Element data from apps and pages
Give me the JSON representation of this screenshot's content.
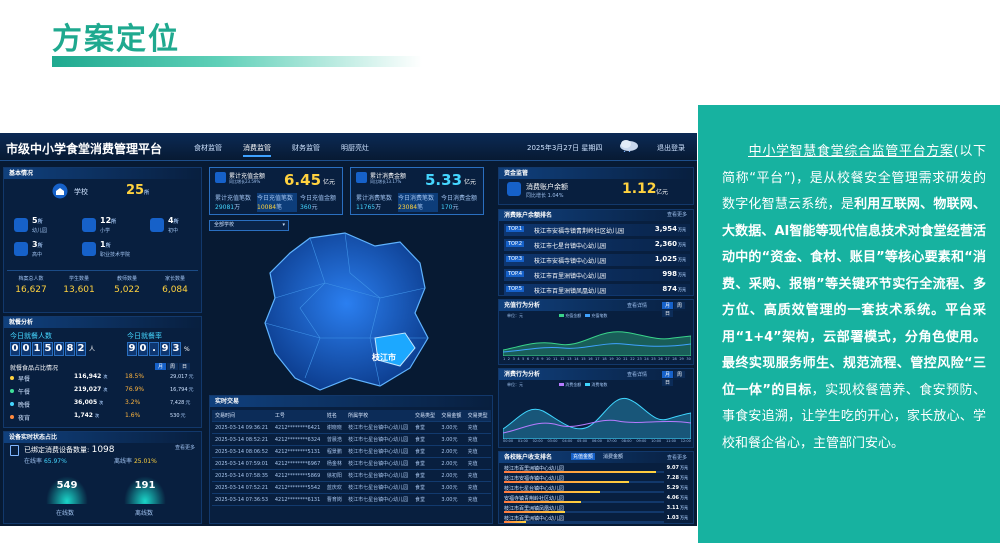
{
  "slide": {
    "title": "方案定位"
  },
  "dashboard": {
    "title": "市级中小学食堂消费管理平台",
    "nav": [
      "食材监管",
      "消费监管",
      "财务监管",
      "明厨亮灶"
    ],
    "active_nav": "消费监管",
    "date": "2025年3月27日",
    "weekday": "星期四",
    "logout": "退出登录",
    "basic": {
      "header": "基本情况",
      "school_label": "学校",
      "school_count": "25",
      "school_unit": "所",
      "levels": [
        {
          "count": "5",
          "unit": "所",
          "label": "幼儿园"
        },
        {
          "count": "12",
          "unit": "所",
          "label": "小学"
        },
        {
          "count": "4",
          "unit": "所",
          "label": "初中"
        },
        {
          "count": "3",
          "unit": "所",
          "label": "高中"
        },
        {
          "count": "1",
          "unit": "所",
          "label": "职业技术学院"
        }
      ],
      "stats": [
        {
          "label": "档案总人数",
          "value": "16,627"
        },
        {
          "label": "学生数量",
          "value": "13,601"
        },
        {
          "label": "教师数量",
          "value": "5,022"
        },
        {
          "label": "家长数量",
          "value": "6,084"
        }
      ]
    },
    "dining": {
      "header": "就餐分析",
      "today_people_label": "今日就餐人数",
      "today_people_digits": [
        "0",
        "0",
        "1",
        "5",
        "0",
        "8",
        "2"
      ],
      "today_people_unit": "人",
      "today_rate_label": "今日就餐率",
      "today_rate_digits": [
        "9",
        "0",
        ".",
        "9",
        "3"
      ],
      "today_rate_unit": "%",
      "ratio_header": "就餐食品占比情况",
      "tabs": [
        "月",
        "周",
        "日"
      ],
      "meals": [
        {
          "name": "早餐",
          "count": "116,942",
          "unit": "次",
          "pct": "18.5%",
          "amount": "29,017",
          "amount_unit": "元",
          "fill": 0.18
        },
        {
          "name": "午餐",
          "count": "219,027",
          "unit": "次",
          "pct": "76.9%",
          "amount": "16,794",
          "amount_unit": "元",
          "fill": 0.77
        },
        {
          "name": "晚餐",
          "count": "36,005",
          "unit": "次",
          "pct": "3.2%",
          "amount": "7,428",
          "amount_unit": "元",
          "fill": 0.03
        },
        {
          "name": "夜宵",
          "count": "1,742",
          "unit": "次",
          "pct": "1.6%",
          "amount": "530",
          "amount_unit": "元",
          "fill": 0.02
        }
      ]
    },
    "devices": {
      "header": "设备实时状态占比",
      "more": "查看更多",
      "bound_label": "已绑定消费设备数量:",
      "bound_count": "1098",
      "online_rate_label": "在线率",
      "online_rate": "65.97%",
      "offline_rate_label": "离线率",
      "offline_rate": "25.01%",
      "online_count": "549",
      "online_label": "在线数",
      "offline_count": "191",
      "offline_label": "离线数"
    },
    "recharge": {
      "label": "累计充值金额",
      "compare": "同比增长23.59%",
      "value": "6.45",
      "unit": "亿元",
      "sub1_label": "累计充值笔数",
      "sub1_value": "29081",
      "sub1_unit": "万",
      "sub2_label": "今日充值笔数",
      "sub2_value": "10084",
      "sub2_unit": "笔",
      "sub3_label": "今日充值金额",
      "sub3_value": "360",
      "sub3_unit": "元"
    },
    "consume": {
      "label": "累计消费金额",
      "compare": "同比增长13.17%",
      "value": "5.33",
      "unit": "亿元",
      "sub1_label": "累计消费笔数",
      "sub1_value": "11765",
      "sub1_unit": "万",
      "sub2_label": "今日消费笔数",
      "sub2_value": "23084",
      "sub2_unit": "笔",
      "sub3_label": "今日消费金额",
      "sub3_value": "170",
      "sub3_unit": "元"
    },
    "map": {
      "select": "全部学校",
      "city_label": "枝江市"
    },
    "transactions": {
      "header": "实时交易",
      "columns": [
        "交易时间",
        "工号",
        "姓名",
        "所属学校",
        "交易类型",
        "交易金额",
        "交易类型"
      ],
      "rows": [
        [
          "2025-03-14 09:36:21",
          "4212********6421",
          "谢晓晓",
          "枝江市七星台镇中心幼儿园",
          "食堂",
          "3.00元",
          "充值"
        ],
        [
          "2025-03-14 08:52:21",
          "4212********6324",
          "曾晨浩",
          "枝江市七星台镇中心幼儿园",
          "食堂",
          "3.00元",
          "充值"
        ],
        [
          "2025-03-14 08:06:52",
          "4212********5131",
          "程景鹏",
          "枝江市七星台镇中心幼儿园",
          "食堂",
          "2.00元",
          "充值"
        ],
        [
          "2025-03-14 07:59:01",
          "4212********6967",
          "杨金林",
          "枝江市七星台镇中心幼儿园",
          "食堂",
          "2.00元",
          "充值"
        ],
        [
          "2025-03-14 07:58:35",
          "4212********5869",
          "徐初阳",
          "枝江市七星台镇中心幼儿园",
          "食堂",
          "2.00元",
          "充值"
        ],
        [
          "2025-03-14 07:52:21",
          "4212********5542",
          "蓝庆欢",
          "枝江市七星台镇中心幼儿园",
          "食堂",
          "3.00元",
          "充值"
        ],
        [
          "2025-03-14 07:36:53",
          "4212********6131",
          "曹育岗",
          "枝江市七星台镇中心幼儿园",
          "食堂",
          "3.00元",
          "充值"
        ]
      ]
    },
    "funds": {
      "header": "资金监管",
      "balance_label": "消费账户余额",
      "balance_compare": "同比增长 1.04%",
      "balance_value": "1.12",
      "balance_unit": "亿元"
    },
    "ranking": {
      "header": "消费账户余额排名",
      "more": "查看更多",
      "items": [
        {
          "rank": "TOP.1",
          "name": "枝江市安福寺镇青荆岭社区幼儿园",
          "value": "3,954",
          "unit": "万元"
        },
        {
          "rank": "TOP.2",
          "name": "枝江市七星台镇中心幼儿园",
          "value": "2,360",
          "unit": "万元"
        },
        {
          "rank": "TOP.3",
          "name": "枝江市安福寺镇中心幼儿园",
          "value": "1,025",
          "unit": "万元"
        },
        {
          "rank": "TOP.4",
          "name": "枝江市百里洲镇中心幼儿园",
          "value": "998",
          "unit": "万元"
        },
        {
          "rank": "TOP.5",
          "name": "枝江市百里洲镇凤凰幼儿园",
          "value": "874",
          "unit": "万元"
        }
      ]
    },
    "recharge_trend": {
      "header": "充值行为分析",
      "more": "查看详情",
      "unit_label": "单位：元",
      "legend": [
        "充值金额",
        "充值笔数"
      ],
      "tabs": [
        "月",
        "周",
        "日"
      ],
      "x": [
        "1",
        "2",
        "3",
        "4",
        "5",
        "6",
        "7",
        "8",
        "9",
        "10",
        "11",
        "12",
        "13",
        "14",
        "15",
        "16",
        "17",
        "18",
        "19",
        "20",
        "21",
        "22",
        "23",
        "24",
        "25",
        "26",
        "27",
        "28",
        "29",
        "30"
      ]
    },
    "consume_trend": {
      "header": "消费行为分析",
      "more": "查看详情",
      "unit_label": "单位：元",
      "legend": [
        "消费金额",
        "消费笔数"
      ],
      "tabs": [
        "月",
        "周",
        "日"
      ],
      "x": [
        "00:00",
        "01:00",
        "02:00",
        "03:00",
        "04:00",
        "05:00",
        "06:00",
        "07:00",
        "08:00",
        "09:00",
        "10:00",
        "11:00",
        "12:00"
      ]
    },
    "school_rank": {
      "header": "各校账户收支排名",
      "tabs": [
        "充值金额",
        "消费金额"
      ],
      "more": "查看更多",
      "items": [
        {
          "name": "枝江市百里洲镇中心幼儿园",
          "value": "9.07",
          "unit": "万元",
          "fill": 0.95
        },
        {
          "name": "枝江市安福寺镇中心幼儿园",
          "value": "7.28",
          "unit": "万元",
          "fill": 0.78
        },
        {
          "name": "枝江市七星台镇中心幼儿园",
          "value": "5.29",
          "unit": "万元",
          "fill": 0.6
        },
        {
          "name": "安福寺镇青荆岭社区幼儿园",
          "value": "4.06",
          "unit": "万元",
          "fill": 0.48
        },
        {
          "name": "枝江市百里洲镇凤凰幼儿园",
          "value": "3.11",
          "unit": "万元",
          "fill": 0.38
        },
        {
          "name": "枝江市百里洲镇中心幼儿园",
          "value": "1.03",
          "unit": "万元",
          "fill": 0.14
        }
      ]
    }
  },
  "description": {
    "part1_underline": "中小学智慧食堂综合监管平台方案",
    "part2": "(以下简称“平台”)，是从校餐安全管理需求研发的数字化智慧云系统，是",
    "part3_bold": "利用互联网、物联网、大数据、AI智能等现代信息技术对食堂经营活动中的“资金、食材、账目”等核心要素和“消费、采购、报销”等关键环节实行全流程、多方位、高质效管理的一套技术系统。平台采用“1+4”架构，云部署模式，分角色使用。最终实现服务师生、规范流程、管控风险“三位一体”的目标",
    "part4": "，实现校餐营养、食安预防、事食安追溯，让学生吃的开心，家长放心、学校和餐企省心，主管部门安心。"
  }
}
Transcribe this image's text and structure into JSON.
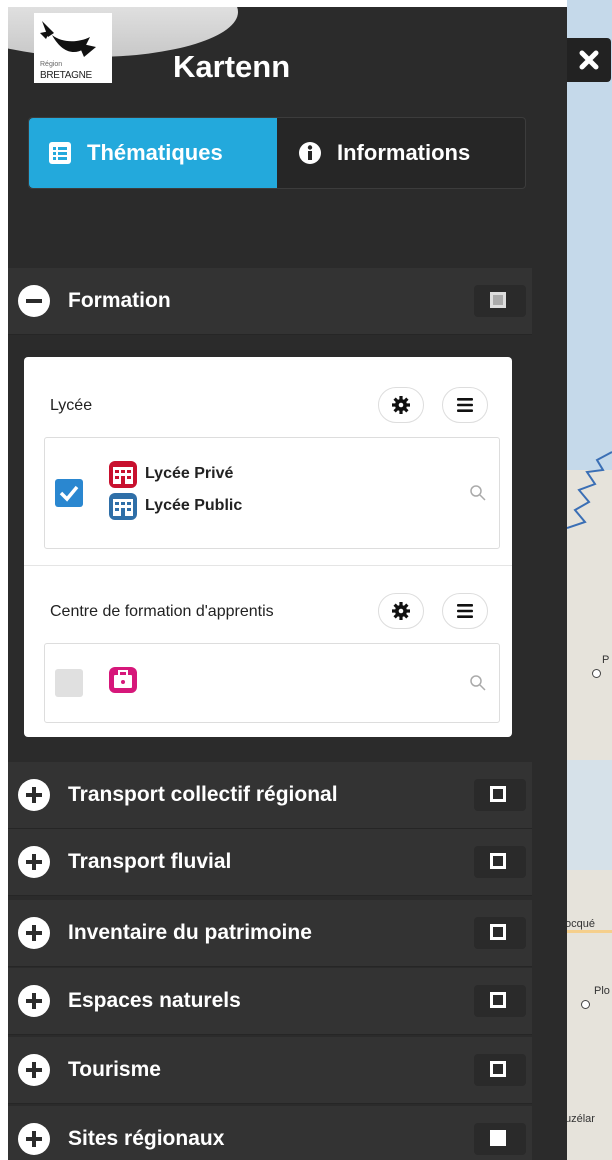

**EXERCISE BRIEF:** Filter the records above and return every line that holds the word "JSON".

**ANSWER BOX:**
Give me the JSON representation of this screenshot's content.
Transcribe this image's text and structure into JSON.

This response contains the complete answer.